- _THE TASK_
The expected answer is a copy of every line in the listing that has the word "value".

*** Opening of DATA FOR PROCESSING ***

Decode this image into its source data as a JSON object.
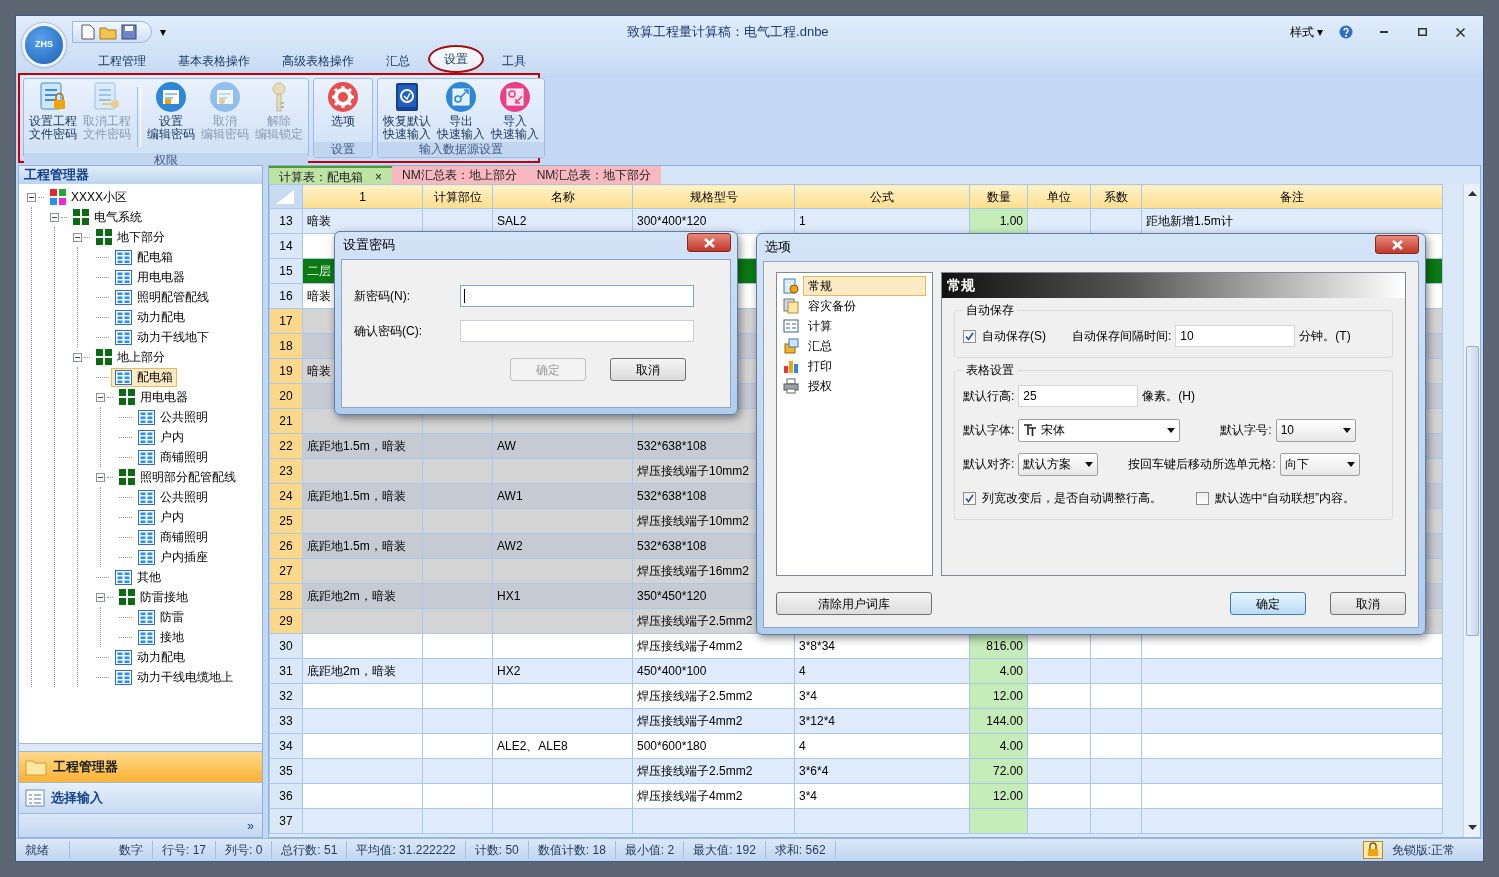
{
  "window": {
    "logo_text": "ZHS",
    "quick_access_more": "▾",
    "title": "致算工程量计算稿：电气工程.dnbe",
    "style_menu": "样式 ▾"
  },
  "ribbon_tabs": [
    {
      "label": "工程管理",
      "selected": false,
      "highlighted": false
    },
    {
      "label": "基本表格操作",
      "selected": false,
      "highlighted": false
    },
    {
      "label": "高级表格操作",
      "selected": false,
      "highlighted": false
    },
    {
      "label": "汇总",
      "selected": false,
      "highlighted": false
    },
    {
      "label": "设置",
      "selected": true,
      "highlighted": true
    },
    {
      "label": "工具",
      "selected": false,
      "highlighted": false
    }
  ],
  "ribbon": {
    "highlighted": true,
    "groups": [
      {
        "label": "权限",
        "buttons": [
          {
            "label": [
              "设置工程",
              "文件密码"
            ],
            "disabled": false
          },
          {
            "label": [
              "取消工程",
              "文件密码"
            ],
            "disabled": true
          },
          {
            "label": [
              "设置",
              "编辑密码"
            ],
            "disabled": false
          },
          {
            "label": [
              "取消",
              "编辑密码"
            ],
            "disabled": true
          },
          {
            "label": [
              "解除",
              "编辑锁定"
            ],
            "disabled": true
          }
        ]
      },
      {
        "label": "设置",
        "buttons": [
          {
            "label": [
              "选项"
            ],
            "disabled": false
          }
        ]
      },
      {
        "label": "输入数据源设置",
        "buttons": [
          {
            "label": [
              "恢复默认",
              "快速输入"
            ],
            "disabled": false
          },
          {
            "label": [
              "导出",
              "快速输入"
            ],
            "disabled": false
          },
          {
            "label": [
              "导入",
              "快速输入"
            ],
            "disabled": false
          }
        ]
      }
    ]
  },
  "sidebar": {
    "title": "工程管理器",
    "tree": [
      {
        "label": "XXXX小区",
        "kind": "project",
        "selected": false,
        "expanded": true,
        "children": [
          {
            "label": "电气系统",
            "kind": "group",
            "selected": false,
            "expanded": true,
            "children": [
              {
                "label": "地下部分",
                "kind": "group",
                "selected": false,
                "expanded": true,
                "children": [
                  {
                    "label": "配电箱",
                    "kind": "sheet",
                    "selected": false
                  },
                  {
                    "label": "用电电器",
                    "kind": "sheet",
                    "selected": false
                  },
                  {
                    "label": "照明配管配线",
                    "kind": "sheet",
                    "selected": false
                  },
                  {
                    "label": "动力配电",
                    "kind": "sheet",
                    "selected": false
                  },
                  {
                    "label": "动力干线地下",
                    "kind": "sheet",
                    "selected": false
                  }
                ]
              },
              {
                "label": "地上部分",
                "kind": "group",
                "selected": false,
                "expanded": true,
                "children": [
                  {
                    "label": "配电箱",
                    "kind": "sheet",
                    "selected": true
                  },
                  {
                    "label": "用电电器",
                    "kind": "group",
                    "selected": false,
                    "expanded": true,
                    "children": [
                      {
                        "label": "公共照明",
                        "kind": "sheet",
                        "selected": false
                      },
                      {
                        "label": "户内",
                        "kind": "sheet",
                        "selected": false
                      },
                      {
                        "label": "商铺照明",
                        "kind": "sheet",
                        "selected": false
                      }
                    ]
                  },
                  {
                    "label": "照明部分配管配线",
                    "kind": "group",
                    "selected": false,
                    "expanded": true,
                    "children": [
                      {
                        "label": "公共照明",
                        "kind": "sheet",
                        "selected": false
                      },
                      {
                        "label": "户内",
                        "kind": "sheet",
                        "selected": false
                      },
                      {
                        "label": "商铺照明",
                        "kind": "sheet",
                        "selected": false
                      },
                      {
                        "label": "户内插座",
                        "kind": "sheet",
                        "selected": false
                      }
                    ]
                  },
                  {
                    "label": "其他",
                    "kind": "sheet",
                    "selected": false
                  },
                  {
                    "label": "防雷接地",
                    "kind": "group",
                    "selected": false,
                    "expanded": true,
                    "children": [
                      {
                        "label": "防雷",
                        "kind": "sheet",
                        "selected": false
                      },
                      {
                        "label": "接地",
                        "kind": "sheet",
                        "selected": false
                      }
                    ]
                  },
                  {
                    "label": "动力配电",
                    "kind": "sheet",
                    "selected": false
                  },
                  {
                    "label": "动力干线电缆地上",
                    "kind": "sheet",
                    "selected": false
                  }
                ]
              }
            ]
          }
        ]
      }
    ],
    "nav": [
      {
        "label": "工程管理器",
        "selected": true
      },
      {
        "label": "选择输入",
        "selected": false
      }
    ],
    "more": "»"
  },
  "sheet_tabs": [
    {
      "label": "计算表：配电箱",
      "color": "#bfe3a5",
      "selected": true,
      "close": "×"
    },
    {
      "label": "NM汇总表：地上部分",
      "color": "#f7b8c0",
      "selected": false
    },
    {
      "label": "NM汇总表：地下部分",
      "color": "#f7b8c0",
      "selected": false
    }
  ],
  "grid": {
    "columns": [
      "1",
      "计算部位",
      "名称",
      "规格型号",
      "公式",
      "数量",
      "单位",
      "系数",
      "备注"
    ],
    "rows": [
      {
        "number": "13",
        "kind": "plain",
        "selected": false,
        "cells": [
          "暗装",
          null,
          "SAL2",
          "300*400*120",
          "1",
          "1.00",
          null,
          null,
          "距地新增1.5m计"
        ]
      },
      {
        "number": "14",
        "kind": "plain",
        "selected": false,
        "cells": [
          null,
          null,
          null,
          null,
          null,
          null,
          null,
          null,
          null
        ]
      },
      {
        "number": "15",
        "kind": "group",
        "selected": false,
        "cells": [
          "二层",
          null,
          null,
          null,
          null,
          null,
          null,
          null,
          null
        ]
      },
      {
        "number": "16",
        "kind": "plain",
        "selected": false,
        "cells": [
          "暗装",
          null,
          null,
          null,
          null,
          null,
          null,
          null,
          null
        ]
      },
      {
        "number": "17",
        "kind": "plain",
        "selected": true,
        "cells": [
          null,
          null,
          null,
          null,
          null,
          null,
          null,
          null,
          null
        ]
      },
      {
        "number": "18",
        "kind": "plain",
        "selected": true,
        "cells": [
          null,
          null,
          null,
          null,
          null,
          null,
          null,
          null,
          null
        ]
      },
      {
        "number": "19",
        "kind": "plain",
        "selected": true,
        "cells": [
          "暗装",
          null,
          null,
          null,
          null,
          null,
          null,
          null,
          null
        ]
      },
      {
        "number": "20",
        "kind": "plain",
        "selected": true,
        "cells": [
          null,
          null,
          null,
          null,
          null,
          null,
          null,
          null,
          null
        ]
      },
      {
        "number": "21",
        "kind": "plain",
        "selected": true,
        "cells": [
          null,
          null,
          null,
          null,
          null,
          null,
          null,
          null,
          null
        ]
      },
      {
        "number": "22",
        "kind": "plain",
        "selected": true,
        "cells": [
          "底距地1.5m，暗装",
          null,
          "AW",
          "532*638*108",
          null,
          null,
          null,
          null,
          null
        ]
      },
      {
        "number": "23",
        "kind": "plain",
        "selected": true,
        "cells": [
          null,
          null,
          null,
          "焊压接线端子10mm2",
          null,
          null,
          null,
          null,
          null
        ]
      },
      {
        "number": "24",
        "kind": "plain",
        "selected": true,
        "cells": [
          "底距地1.5m，暗装",
          null,
          "AW1",
          "532*638*108",
          null,
          null,
          null,
          null,
          null
        ]
      },
      {
        "number": "25",
        "kind": "plain",
        "selected": true,
        "cells": [
          null,
          null,
          null,
          "焊压接线端子10mm2",
          null,
          null,
          null,
          null,
          null
        ]
      },
      {
        "number": "26",
        "kind": "plain",
        "selected": true,
        "cells": [
          "底距地1.5m，暗装",
          null,
          "AW2",
          "532*638*108",
          null,
          null,
          null,
          null,
          null
        ]
      },
      {
        "number": "27",
        "kind": "plain",
        "selected": true,
        "cells": [
          null,
          null,
          null,
          "焊压接线端子16mm2",
          null,
          null,
          null,
          null,
          null
        ]
      },
      {
        "number": "28",
        "kind": "plain",
        "selected": true,
        "cells": [
          "底距地2m，暗装",
          null,
          "HX1",
          "350*450*120",
          null,
          null,
          null,
          null,
          null
        ]
      },
      {
        "number": "29",
        "kind": "plain",
        "selected": true,
        "cells": [
          null,
          null,
          null,
          "焊压接线端子2.5mm2",
          null,
          null,
          null,
          null,
          null
        ]
      },
      {
        "number": "30",
        "kind": "plain",
        "selected": false,
        "cells": [
          null,
          null,
          null,
          "焊压接线端子4mm2",
          "3*8*34",
          "816.00",
          null,
          null,
          null
        ]
      },
      {
        "number": "31",
        "kind": "plain",
        "selected": false,
        "cells": [
          "底距地2m，暗装",
          null,
          "HX2",
          "450*400*100",
          "4",
          "4.00",
          null,
          null,
          null
        ]
      },
      {
        "number": "32",
        "kind": "plain",
        "selected": false,
        "cells": [
          null,
          null,
          null,
          "焊压接线端子2.5mm2",
          "3*4",
          "12.00",
          null,
          null,
          null
        ]
      },
      {
        "number": "33",
        "kind": "plain",
        "selected": false,
        "cells": [
          null,
          null,
          null,
          "焊压接线端子4mm2",
          "3*12*4",
          "144.00",
          null,
          null,
          null
        ]
      },
      {
        "number": "34",
        "kind": "plain",
        "selected": false,
        "cells": [
          null,
          null,
          "ALE2、ALE8",
          "500*600*180",
          "4",
          "4.00",
          null,
          null,
          null
        ]
      },
      {
        "number": "35",
        "kind": "plain",
        "selected": false,
        "cells": [
          null,
          null,
          null,
          "焊压接线端子2.5mm2",
          "3*6*4",
          "72.00",
          null,
          null,
          null
        ]
      },
      {
        "number": "36",
        "kind": "plain",
        "selected": false,
        "cells": [
          null,
          null,
          null,
          "焊压接线端子4mm2",
          "3*4",
          "12.00",
          null,
          null,
          null
        ]
      },
      {
        "number": "37",
        "kind": "plain",
        "selected": false,
        "cells": [
          null,
          null,
          null,
          null,
          null,
          null,
          null,
          null,
          null
        ]
      }
    ]
  },
  "status_bar": {
    "items": [
      "就绪",
      "数字",
      "行号: 17",
      "列号: 0",
      "总行数: 51",
      "平均值: 31.222222",
      "计数: 50",
      "数值计数: 18",
      "最小值: 2",
      "最大值: 192",
      "求和: 562"
    ],
    "license": "免锁版:正常"
  },
  "password_dialog": {
    "title": "设置密码",
    "fields": [
      {
        "label": "新密码(N):",
        "focused": true
      },
      {
        "label": "确认密码(C):",
        "focused": false
      }
    ],
    "buttons": [
      {
        "label": "确定",
        "disabled": true
      },
      {
        "label": "取消",
        "disabled": false
      }
    ]
  },
  "options_dialog": {
    "title": "选项",
    "categories": [
      {
        "label": "常规",
        "selected": true
      },
      {
        "label": "容灾备份",
        "selected": false
      },
      {
        "label": "计算",
        "selected": false
      },
      {
        "label": "汇总",
        "selected": false
      },
      {
        "label": "打印",
        "selected": false
      },
      {
        "label": "授权",
        "selected": false
      }
    ],
    "panel_title": "常规",
    "groups": [
      {
        "title": "自动保存",
        "rows": [
          {
            "items": [
              {
                "kind": "checkbox",
                "label": "自动保存(S)",
                "checked": true
              },
              {
                "kind": "label",
                "text": "自动保存间隔时间:"
              },
              {
                "kind": "input",
                "value": "10"
              },
              {
                "kind": "label",
                "text": "分钟。(T)"
              }
            ]
          }
        ]
      },
      {
        "title": "表格设置",
        "rows": [
          {
            "items": [
              {
                "kind": "label",
                "text": "默认行高:"
              },
              {
                "kind": "input",
                "value": "25"
              },
              {
                "kind": "label",
                "text": "像素。(H)"
              }
            ]
          },
          {
            "items": [
              {
                "kind": "label",
                "text": "默认字体:"
              },
              {
                "kind": "font_select",
                "value": "宋体"
              },
              {
                "kind": "label",
                "text": "默认字号:"
              },
              {
                "kind": "select",
                "value": "10"
              }
            ]
          },
          {
            "items": [
              {
                "kind": "label",
                "text": "默认对齐:"
              },
              {
                "kind": "select",
                "value": "默认方案"
              },
              {
                "kind": "label",
                "text": "按回车键后移动所选单元格:"
              },
              {
                "kind": "select",
                "value": "向下"
              }
            ]
          },
          {
            "items": [
              {
                "kind": "checkbox",
                "label": "列宽改变后，是否自动调整行高。",
                "checked": true
              },
              {
                "kind": "checkbox",
                "label": "默认选中“自动联想”内容。",
                "checked": false
              }
            ]
          }
        ]
      }
    ],
    "buttons": [
      {
        "label": "清除用户词库",
        "default": false
      },
      {
        "label": "确定",
        "default": true
      },
      {
        "label": "取消",
        "default": false
      }
    ]
  }
}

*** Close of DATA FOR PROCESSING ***

- _RESPONSE FOR THIS EXERCISE_
                "value": "10"
                "value": "25"
                "value": "宋体"
                "value": "10"
                "value": "默认方案"
                "value": "向下"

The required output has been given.